Amid the uncertainty of the coronavirus pandemic, some people have returned to land.
Whether it’s a way to keep their hands busy, connect with nature, or sustain their own food supply, the idea of starting a small victory garden is growing in popularity as nurseries and seed companies are reportedly experiencing historical levels of demand for their produce.
But when some find that their terrain or home yards don’t provide ideal conditions for gardening, they turn to Manhattan Community Park. With land provided by the city government and Riley County, the UFM Community Learning Center oversees two locations in southern Manhattan, one on Ninth Street and Riley Lane and another at 1435 Collins Lane.
UFM started a community garden with 60 plots on Riley Lane in 1974 through a grant. It was grown with the help of the Manhattan city government, volunteers, local nurseries and other donations and grants. Later, the Collins Lane location, which is open to anyone in Riley County and not just Manhattan residents, was added in 2012. Howie Garbage and Recycling Services and the city’s Department of Parks and Recreation also assisted in that effort.
Darin Marti, park coordinator at the Collins Lane site, said by 2020, the park started with 45 plots open out of nearly 300. After their first registration for the season, they had about 20 left, but the park council decided to adopt the rest out.

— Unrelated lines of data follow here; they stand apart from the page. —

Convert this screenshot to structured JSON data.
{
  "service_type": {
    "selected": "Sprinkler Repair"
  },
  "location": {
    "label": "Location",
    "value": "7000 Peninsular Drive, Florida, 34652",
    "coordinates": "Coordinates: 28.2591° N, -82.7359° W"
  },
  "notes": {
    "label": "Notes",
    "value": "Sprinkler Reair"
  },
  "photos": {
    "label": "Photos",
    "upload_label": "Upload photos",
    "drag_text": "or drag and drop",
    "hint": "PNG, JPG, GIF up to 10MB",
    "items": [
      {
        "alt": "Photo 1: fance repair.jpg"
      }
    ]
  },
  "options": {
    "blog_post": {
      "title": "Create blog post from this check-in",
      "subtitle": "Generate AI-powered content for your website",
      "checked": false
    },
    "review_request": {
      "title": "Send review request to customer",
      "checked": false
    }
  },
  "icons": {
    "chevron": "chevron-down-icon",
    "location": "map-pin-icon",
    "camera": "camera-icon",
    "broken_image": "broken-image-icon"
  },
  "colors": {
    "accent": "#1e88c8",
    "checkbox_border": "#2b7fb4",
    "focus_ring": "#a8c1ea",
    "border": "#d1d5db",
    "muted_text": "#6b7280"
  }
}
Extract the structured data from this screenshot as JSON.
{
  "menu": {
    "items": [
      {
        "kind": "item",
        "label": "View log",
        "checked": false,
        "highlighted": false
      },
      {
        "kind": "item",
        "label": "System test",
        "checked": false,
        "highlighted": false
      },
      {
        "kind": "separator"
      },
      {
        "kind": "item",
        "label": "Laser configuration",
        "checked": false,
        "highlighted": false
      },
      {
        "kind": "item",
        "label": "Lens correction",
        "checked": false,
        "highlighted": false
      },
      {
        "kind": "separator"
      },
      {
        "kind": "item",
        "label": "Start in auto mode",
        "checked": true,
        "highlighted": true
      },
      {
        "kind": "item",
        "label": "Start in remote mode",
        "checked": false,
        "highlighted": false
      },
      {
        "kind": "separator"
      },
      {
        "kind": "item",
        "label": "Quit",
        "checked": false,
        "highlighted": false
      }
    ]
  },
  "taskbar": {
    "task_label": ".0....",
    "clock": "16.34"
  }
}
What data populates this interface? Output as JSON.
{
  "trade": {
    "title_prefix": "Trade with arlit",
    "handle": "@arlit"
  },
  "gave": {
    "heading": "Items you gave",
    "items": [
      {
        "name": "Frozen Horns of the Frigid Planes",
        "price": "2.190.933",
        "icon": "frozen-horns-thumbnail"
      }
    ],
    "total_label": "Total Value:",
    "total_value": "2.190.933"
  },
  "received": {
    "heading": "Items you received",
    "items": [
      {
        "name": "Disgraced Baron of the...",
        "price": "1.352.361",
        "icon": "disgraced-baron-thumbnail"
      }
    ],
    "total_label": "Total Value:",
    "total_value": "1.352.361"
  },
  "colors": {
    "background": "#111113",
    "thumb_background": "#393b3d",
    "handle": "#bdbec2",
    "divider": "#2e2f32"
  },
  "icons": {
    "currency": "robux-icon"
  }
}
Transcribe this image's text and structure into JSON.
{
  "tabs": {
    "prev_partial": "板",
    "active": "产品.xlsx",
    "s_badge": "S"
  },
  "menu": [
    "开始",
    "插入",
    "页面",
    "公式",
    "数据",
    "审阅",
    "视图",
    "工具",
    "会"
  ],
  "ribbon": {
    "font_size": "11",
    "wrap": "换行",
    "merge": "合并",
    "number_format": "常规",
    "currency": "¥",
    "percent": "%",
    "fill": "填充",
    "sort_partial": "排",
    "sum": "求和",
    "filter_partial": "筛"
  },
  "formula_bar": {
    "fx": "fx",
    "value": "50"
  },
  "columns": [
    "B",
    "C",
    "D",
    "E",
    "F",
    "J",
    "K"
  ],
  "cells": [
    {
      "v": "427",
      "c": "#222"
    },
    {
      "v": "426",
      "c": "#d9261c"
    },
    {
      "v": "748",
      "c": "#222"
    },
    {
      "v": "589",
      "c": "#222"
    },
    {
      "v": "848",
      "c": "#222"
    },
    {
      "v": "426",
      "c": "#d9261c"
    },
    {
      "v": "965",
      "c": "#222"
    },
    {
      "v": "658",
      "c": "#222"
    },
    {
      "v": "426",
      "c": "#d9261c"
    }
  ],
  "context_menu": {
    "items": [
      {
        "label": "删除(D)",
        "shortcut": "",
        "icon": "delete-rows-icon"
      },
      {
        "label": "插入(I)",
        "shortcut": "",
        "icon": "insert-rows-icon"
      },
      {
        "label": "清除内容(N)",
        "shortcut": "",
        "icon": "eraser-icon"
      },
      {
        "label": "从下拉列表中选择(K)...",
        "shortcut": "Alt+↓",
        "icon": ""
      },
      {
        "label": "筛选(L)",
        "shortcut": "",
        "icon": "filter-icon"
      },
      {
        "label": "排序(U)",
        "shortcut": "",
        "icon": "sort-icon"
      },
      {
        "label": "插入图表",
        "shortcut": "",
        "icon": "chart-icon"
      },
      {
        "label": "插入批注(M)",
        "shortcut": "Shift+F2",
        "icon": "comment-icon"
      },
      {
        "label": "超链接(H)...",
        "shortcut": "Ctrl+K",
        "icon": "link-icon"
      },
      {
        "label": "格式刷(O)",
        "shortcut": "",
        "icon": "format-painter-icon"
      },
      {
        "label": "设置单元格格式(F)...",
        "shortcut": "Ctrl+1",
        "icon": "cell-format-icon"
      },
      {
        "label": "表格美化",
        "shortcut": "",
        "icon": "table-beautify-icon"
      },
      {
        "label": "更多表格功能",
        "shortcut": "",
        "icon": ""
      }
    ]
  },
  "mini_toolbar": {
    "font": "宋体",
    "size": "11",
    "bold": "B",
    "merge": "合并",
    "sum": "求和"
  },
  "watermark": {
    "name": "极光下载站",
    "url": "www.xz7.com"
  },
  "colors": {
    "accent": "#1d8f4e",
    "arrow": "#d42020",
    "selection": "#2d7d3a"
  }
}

“As time went on, more and more people contacted us asking for plots, and we ended up with a waiting list last year because we adopted the plots,” said Marti. “This year no plots have been adopted, and we still have a few waiting lists.”
Marti says having a waiting list isn’t uncommon, but if the park is ever expanded – the right discussion may be years into the future – officials may need to wait and see if the waiting list is trending and not. just a reaction to a pandemic.
Dean Zoller, park coordinator for the Riley Lane site, said some plots usually open up during the summer because people realize how much work it takes to maintain them or get busy with other life responsibilities.
Plot rental fees, which range from $ 16 to $ 64 and are deductible for low-income earners, cover the use of equipment, so people can borrow a wide variety of tools. Marti said the community only needed to bring seeds to start, but this year the garden already exists because the garden bought part of it with COVID-19 assistance funds.
In return for a plot, gardeners are also expected to spend several hours doing general maintenance work that benefits the site as a whole.
This can include laying wood chips in the main line, chopping, processing, installing and removing hoses, weeding and much more. The council used to set group work days but with the prevention of COVID-19, it has allowed people to work on assignments on their own time. Marti said that change has been one of the advantages that make things easier for everyone and may remain after the pandemic. While board members say they hope to one day bring back social events and group activities, they have no plans to do so at least in the near future.
Erin Bishop, secretary of the garden council, says being able to go out and work on her garden still feels like a way to connect with other people when personal connections are hard to come by. Since gardening did not require being physically close to other people, he was able to chat with his plot neighbors.
“I’m very grateful to be able to garden,” Bishop said. “I was in my garden thinking, ‘How can I survive this last year mentally without my garden?’ … It was like an opportunity to feel like I had a community going on in the middle of a (early days) pandemic you didn’t know; it’s so new and scary. “
He says many people are open to helping others with gardening tips, and he’s learned a lot from his neighbors over the years. In addition, they often leave extra seeds, tools, or vegetables for others.
The council this year also started giving seminars and training sessions on how to grow and care for certain plants and crops, which have helped the community, Marti and Zoller said.
“I did one about growing beets and turnips, and I couldn’t think what to say,” says Zoller, “but people have a lot of unsure questions about beet seeds. It was a small group of about 10 people, but we were busy for 45 minutes. “
Bishop says most people garden for functional purposes, although some do it as a hobby. At the Collins Lane site, for example, there are people who keep daylilies and butterfly gardens.
The trio said there were also people from international backgrounds who would plant a variety of crops or produce that do not normally grow in the area, which was interesting to see and try.
“Some of them are students, some are permanent residents now who garden here, and they grow things they can’t buy so we get a chance to see what other people eat,” Zoller said.
“Food is both personal and cultural,” Bishop added. “It’s very personal to our identity, and it’s a beautiful place in our community that lets people have the opportunity – wherever they live – to grow what is important to them.”
The group said that while it can be challenging at times, gardening your own food is a rewarding activity, and also provides an outlet for physical activity, community interaction, and a way to enjoy the outdoors. Marti says nothing tastes better than eating what you grow yourself.
“It tastes a lot better when you eat tomatoes that are ripe from the vine,” says Marti.
With a waiting list, new gardeners can expect to register on a plot of land during the next registration cycle, which is early 2022.